(Dataset items)

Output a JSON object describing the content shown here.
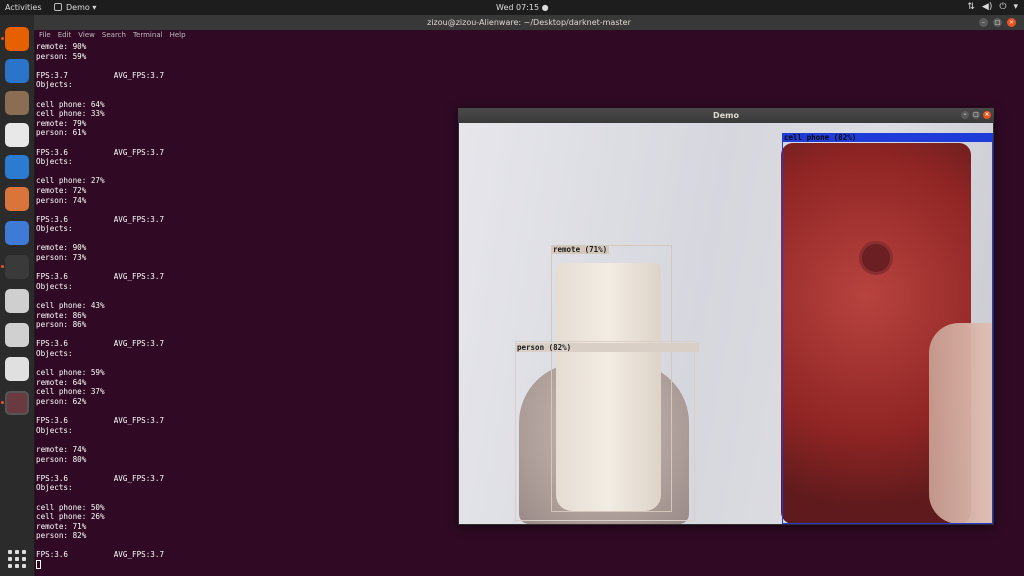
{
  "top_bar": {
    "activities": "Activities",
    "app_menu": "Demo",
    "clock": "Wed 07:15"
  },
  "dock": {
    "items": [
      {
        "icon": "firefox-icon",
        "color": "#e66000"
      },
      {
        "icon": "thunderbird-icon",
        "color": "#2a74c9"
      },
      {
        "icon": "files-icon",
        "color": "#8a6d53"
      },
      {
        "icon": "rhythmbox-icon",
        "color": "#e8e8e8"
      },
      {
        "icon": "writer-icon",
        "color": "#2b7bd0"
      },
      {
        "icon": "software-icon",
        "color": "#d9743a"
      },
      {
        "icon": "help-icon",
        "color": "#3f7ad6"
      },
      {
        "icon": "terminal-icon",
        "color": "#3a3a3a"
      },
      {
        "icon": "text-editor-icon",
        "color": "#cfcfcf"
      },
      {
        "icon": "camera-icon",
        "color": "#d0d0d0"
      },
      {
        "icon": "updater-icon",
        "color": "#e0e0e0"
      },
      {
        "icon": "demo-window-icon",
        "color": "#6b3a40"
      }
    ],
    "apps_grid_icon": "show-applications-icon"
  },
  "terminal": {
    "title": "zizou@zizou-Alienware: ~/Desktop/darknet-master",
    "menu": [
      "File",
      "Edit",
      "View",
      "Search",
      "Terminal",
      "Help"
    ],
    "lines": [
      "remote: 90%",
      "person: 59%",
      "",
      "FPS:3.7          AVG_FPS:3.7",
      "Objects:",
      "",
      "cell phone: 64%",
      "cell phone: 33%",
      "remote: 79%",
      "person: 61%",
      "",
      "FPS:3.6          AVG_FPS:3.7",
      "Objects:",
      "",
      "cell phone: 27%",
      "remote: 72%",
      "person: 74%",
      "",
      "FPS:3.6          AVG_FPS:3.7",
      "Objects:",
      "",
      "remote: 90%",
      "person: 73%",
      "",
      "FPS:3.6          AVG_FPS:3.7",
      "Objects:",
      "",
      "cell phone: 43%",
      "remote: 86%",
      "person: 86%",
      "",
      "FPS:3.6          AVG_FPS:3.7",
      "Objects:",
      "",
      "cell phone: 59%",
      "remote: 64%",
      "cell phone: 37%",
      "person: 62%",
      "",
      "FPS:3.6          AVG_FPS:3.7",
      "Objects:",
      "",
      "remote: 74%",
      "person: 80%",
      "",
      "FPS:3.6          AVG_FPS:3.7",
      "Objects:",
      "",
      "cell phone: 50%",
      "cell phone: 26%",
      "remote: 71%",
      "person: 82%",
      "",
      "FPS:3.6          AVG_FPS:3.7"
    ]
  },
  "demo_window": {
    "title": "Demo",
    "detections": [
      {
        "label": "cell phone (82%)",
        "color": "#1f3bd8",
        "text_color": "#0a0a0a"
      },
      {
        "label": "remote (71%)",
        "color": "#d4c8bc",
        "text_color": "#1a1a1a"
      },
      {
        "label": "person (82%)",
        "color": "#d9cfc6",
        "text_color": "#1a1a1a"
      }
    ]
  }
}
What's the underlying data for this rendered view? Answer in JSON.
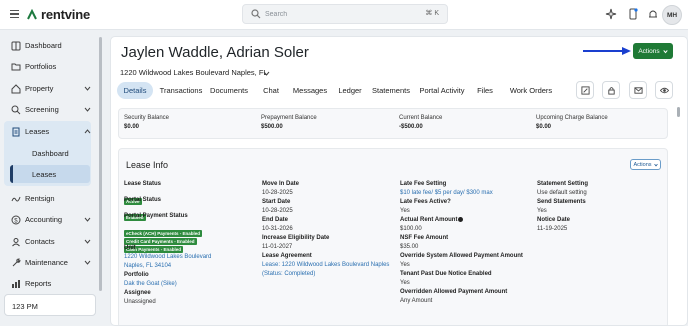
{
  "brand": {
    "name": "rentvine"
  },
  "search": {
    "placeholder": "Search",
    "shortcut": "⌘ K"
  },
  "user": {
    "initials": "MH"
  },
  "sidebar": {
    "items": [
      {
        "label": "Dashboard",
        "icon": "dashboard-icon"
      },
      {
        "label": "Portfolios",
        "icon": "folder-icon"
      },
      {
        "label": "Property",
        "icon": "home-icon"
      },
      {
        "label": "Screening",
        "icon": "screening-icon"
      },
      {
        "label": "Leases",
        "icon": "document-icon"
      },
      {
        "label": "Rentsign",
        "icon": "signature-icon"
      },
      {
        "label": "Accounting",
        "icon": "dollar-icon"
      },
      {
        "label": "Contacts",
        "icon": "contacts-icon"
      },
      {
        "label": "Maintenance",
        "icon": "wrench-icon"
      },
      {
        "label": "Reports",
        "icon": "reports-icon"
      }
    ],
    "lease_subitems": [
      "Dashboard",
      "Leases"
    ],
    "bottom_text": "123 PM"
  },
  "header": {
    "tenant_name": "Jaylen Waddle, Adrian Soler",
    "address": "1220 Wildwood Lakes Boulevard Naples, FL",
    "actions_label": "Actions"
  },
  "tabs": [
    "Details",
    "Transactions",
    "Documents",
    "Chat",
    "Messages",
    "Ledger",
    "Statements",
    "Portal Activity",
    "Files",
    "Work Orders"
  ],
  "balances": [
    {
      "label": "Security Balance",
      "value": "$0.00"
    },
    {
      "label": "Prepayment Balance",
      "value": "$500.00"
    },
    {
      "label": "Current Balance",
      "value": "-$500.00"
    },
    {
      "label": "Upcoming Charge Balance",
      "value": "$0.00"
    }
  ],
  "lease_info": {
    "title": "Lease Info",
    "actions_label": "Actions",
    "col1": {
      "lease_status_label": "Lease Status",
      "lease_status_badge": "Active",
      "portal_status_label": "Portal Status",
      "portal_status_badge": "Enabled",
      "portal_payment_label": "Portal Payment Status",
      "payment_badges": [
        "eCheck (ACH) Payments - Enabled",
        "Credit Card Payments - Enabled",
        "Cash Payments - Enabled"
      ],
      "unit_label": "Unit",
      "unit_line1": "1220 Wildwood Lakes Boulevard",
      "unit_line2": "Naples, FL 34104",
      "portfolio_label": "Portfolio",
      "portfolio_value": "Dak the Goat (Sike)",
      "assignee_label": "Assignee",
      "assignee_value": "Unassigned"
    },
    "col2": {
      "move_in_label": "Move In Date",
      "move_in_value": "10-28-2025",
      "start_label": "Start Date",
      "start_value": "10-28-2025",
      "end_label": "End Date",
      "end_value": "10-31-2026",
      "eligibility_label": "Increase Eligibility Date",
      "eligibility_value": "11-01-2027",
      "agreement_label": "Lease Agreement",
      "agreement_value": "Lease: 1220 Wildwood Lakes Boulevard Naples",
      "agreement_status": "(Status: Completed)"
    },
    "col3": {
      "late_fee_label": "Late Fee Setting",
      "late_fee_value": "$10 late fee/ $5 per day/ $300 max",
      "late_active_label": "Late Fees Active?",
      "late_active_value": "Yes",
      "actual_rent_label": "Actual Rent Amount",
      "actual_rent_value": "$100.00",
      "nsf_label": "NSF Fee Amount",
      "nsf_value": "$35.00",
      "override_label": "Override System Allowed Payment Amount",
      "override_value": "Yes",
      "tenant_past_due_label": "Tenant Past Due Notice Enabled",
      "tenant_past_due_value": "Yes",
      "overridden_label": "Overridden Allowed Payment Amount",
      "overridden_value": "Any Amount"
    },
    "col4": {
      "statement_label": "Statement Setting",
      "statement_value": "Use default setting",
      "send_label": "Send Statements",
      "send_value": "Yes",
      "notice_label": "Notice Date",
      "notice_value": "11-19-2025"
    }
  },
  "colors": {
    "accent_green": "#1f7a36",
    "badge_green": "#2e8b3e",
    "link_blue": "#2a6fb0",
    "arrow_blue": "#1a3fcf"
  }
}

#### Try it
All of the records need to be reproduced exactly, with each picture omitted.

#### Solved exercise
Output a JSON object describing the content shown here.
{
  "top_bar": {
    "activities": "Activities",
    "app_menu": "Demo",
    "clock": "Wed 07:15"
  },
  "dock": {
    "items": [
      {
        "icon": "firefox-icon",
        "color": "#e66000"
      },
      {
        "icon": "thunderbird-icon",
        "color": "#2a74c9"
      },
      {
        "icon": "files-icon",
        "color": "#8a6d53"
      },
      {
        "icon": "rhythmbox-icon",
        "color": "#e8e8e8"
      },
      {
        "icon": "writer-icon",
        "color": "#2b7bd0"
      },
      {
        "icon": "software-icon",
        "color": "#d9743a"
      },
      {
        "icon": "help-icon",
        "color": "#3f7ad6"
      },
      {
        "icon": "terminal-icon",
        "color": "#3a3a3a"
      },
      {
        "icon": "text-editor-icon",
        "color": "#cfcfcf"
      },
      {
        "icon": "camera-icon",
        "color": "#d0d0d0"
      },
      {
        "icon": "updater-icon",
        "color": "#e0e0e0"
      },
      {
        "icon": "demo-window-icon",
        "color": "#6b3a40"
      }
    ],
    "apps_grid_icon": "show-applications-icon"
  },
  "terminal": {
    "title": "zizou@zizou-Alienware: ~/Desktop/darknet-master",
    "menu": [
      "File",
      "Edit",
      "View",
      "Search",
      "Terminal",
      "Help"
    ],
    "lines": [
      "remote: 90%",
      "person: 59%",
      "",
      "FPS:3.7          AVG_FPS:3.7",
      "Objects:",
      "",
      "cell phone: 64%",
      "cell phone: 33%",
      "remote: 79%",
      "person: 61%",
      "",
      "FPS:3.6          AVG_FPS:3.7",
      "Objects:",
      "",
      "cell phone: 27%",
      "remote: 72%",
      "person: 74%",
      "",
      "FPS:3.6          AVG_FPS:3.7",
      "Objects:",
      "",
      "remote: 90%",
      "person: 73%",
      "",
      "FPS:3.6          AVG_FPS:3.7",
      "Objects:",
      "",
      "cell phone: 43%",
      "remote: 86%",
      "person: 86%",
      "",
      "FPS:3.6          AVG_FPS:3.7",
      "Objects:",
      "",
      "cell phone: 59%",
      "remote: 64%",
      "cell phone: 37%",
      "person: 62%",
      "",
      "FPS:3.6          AVG_FPS:3.7",
      "Objects:",
      "",
      "remote: 74%",
      "person: 80%",
      "",
      "FPS:3.6          AVG_FPS:3.7",
      "Objects:",
      "",
      "cell phone: 50%",
      "cell phone: 26%",
      "remote: 71%",
      "person: 82%",
      "",
      "FPS:3.6          AVG_FPS:3.7"
    ]
  },
  "demo_window": {
    "title": "Demo",
    "detections": [
      {
        "label": "cell phone (82%)",
        "color": "#1f3bd8",
        "text_color": "#0a0a0a"
      },
      {
        "label": "remote (71%)",
        "color": "#d4c8bc",
        "text_color": "#1a1a1a"
      },
      {
        "label": "person (82%)",
        "color": "#d9cfc6",
        "text_color": "#1a1a1a"
      }
    ]
  }
}
What's the underlying data for this rendered view? Answer in JSON.
{
  "brand": {
    "name": "rentvine"
  },
  "search": {
    "placeholder": "Search",
    "shortcut": "⌘ K"
  },
  "user": {
    "initials": "MH"
  },
  "sidebar": {
    "items": [
      {
        "label": "Dashboard",
        "icon": "dashboard-icon"
      },
      {
        "label": "Portfolios",
        "icon": "folder-icon"
      },
      {
        "label": "Property",
        "icon": "home-icon"
      },
      {
        "label": "Screening",
        "icon": "screening-icon"
      },
      {
        "label": "Leases",
        "icon": "document-icon"
      },
      {
        "label": "Rentsign",
        "icon": "signature-icon"
      },
      {
        "label": "Accounting",
        "icon": "dollar-icon"
      },
      {
        "label": "Contacts",
        "icon": "contacts-icon"
      },
      {
        "label": "Maintenance",
        "icon": "wrench-icon"
      },
      {
        "label": "Reports",
        "icon": "reports-icon"
      }
    ],
    "lease_subitems": [
      "Dashboard",
      "Leases"
    ],
    "bottom_text": "123 PM"
  },
  "header": {
    "tenant_name": "Jaylen Waddle, Adrian Soler",
    "address": "1220 Wildwood Lakes Boulevard Naples, FL",
    "actions_label": "Actions"
  },
  "tabs": [
    "Details",
    "Transactions",
    "Documents",
    "Chat",
    "Messages",
    "Ledger",
    "Statements",
    "Portal Activity",
    "Files",
    "Work Orders"
  ],
  "balances": [
    {
      "label": "Security Balance",
      "value": "$0.00"
    },
    {
      "label": "Prepayment Balance",
      "value": "$500.00"
    },
    {
      "label": "Current Balance",
      "value": "-$500.00"
    },
    {
      "label": "Upcoming Charge Balance",
      "value": "$0.00"
    }
  ],
  "lease_info": {
    "title": "Lease Info",
    "actions_label": "Actions",
    "col1": {
      "lease_status_label": "Lease Status",
      "lease_status_badge": "Active",
      "portal_status_label": "Portal Status",
      "portal_status_badge": "Enabled",
      "portal_payment_label": "Portal Payment Status",
      "payment_badges": [
        "eCheck (ACH) Payments - Enabled",
        "Credit Card Payments - Enabled",
        "Cash Payments - Enabled"
      ],
      "unit_label": "Unit",
      "unit_line1": "1220 Wildwood Lakes Boulevard",
      "unit_line2": "Naples, FL 34104",
      "portfolio_label": "Portfolio",
      "portfolio_value": "Dak the Goat (Sike)",
      "assignee_label": "Assignee",
      "assignee_value": "Unassigned"
    },
    "col2": {
      "move_in_label": "Move In Date",
      "move_in_value": "10-28-2025",
      "start_label": "Start Date",
      "start_value": "10-28-2025",
      "end_label": "End Date",
      "end_value": "10-31-2026",
      "eligibility_label": "Increase Eligibility Date",
      "eligibility_value": "11-01-2027",
      "agreement_label": "Lease Agreement",
      "agreement_value": "Lease: 1220 Wildwood Lakes Boulevard Naples",
      "agreement_status": "(Status: Completed)"
    },
    "col3": {
      "late_fee_label": "Late Fee Setting",
      "late_fee_value": "$10 late fee/ $5 per day/ $300 max",
      "late_active_label": "Late Fees Active?",
      "late_active_value": "Yes",
      "actual_rent_label": "Actual Rent Amount",
      "actual_rent_value": "$100.00",
      "nsf_label": "NSF Fee Amount",
      "nsf_value": "$35.00",
      "override_label": "Override System Allowed Payment Amount",
      "override_value": "Yes",
      "tenant_past_due_label": "Tenant Past Due Notice Enabled",
      "tenant_past_due_value": "Yes",
      "overridden_label": "Overridden Allowed Payment Amount",
      "overridden_value": "Any Amount"
    },
    "col4": {
      "statement_label": "Statement Setting",
      "statement_value": "Use default setting",
      "send_label": "Send Statements",
      "send_value": "Yes",
      "notice_label": "Notice Date",
      "notice_value": "11-19-2025"
    }
  },
  "colors": {
    "accent_green": "#1f7a36",
    "badge_green": "#2e8b3e",
    "link_blue": "#2a6fb0",
    "arrow_blue": "#1a3fcf"
  }
}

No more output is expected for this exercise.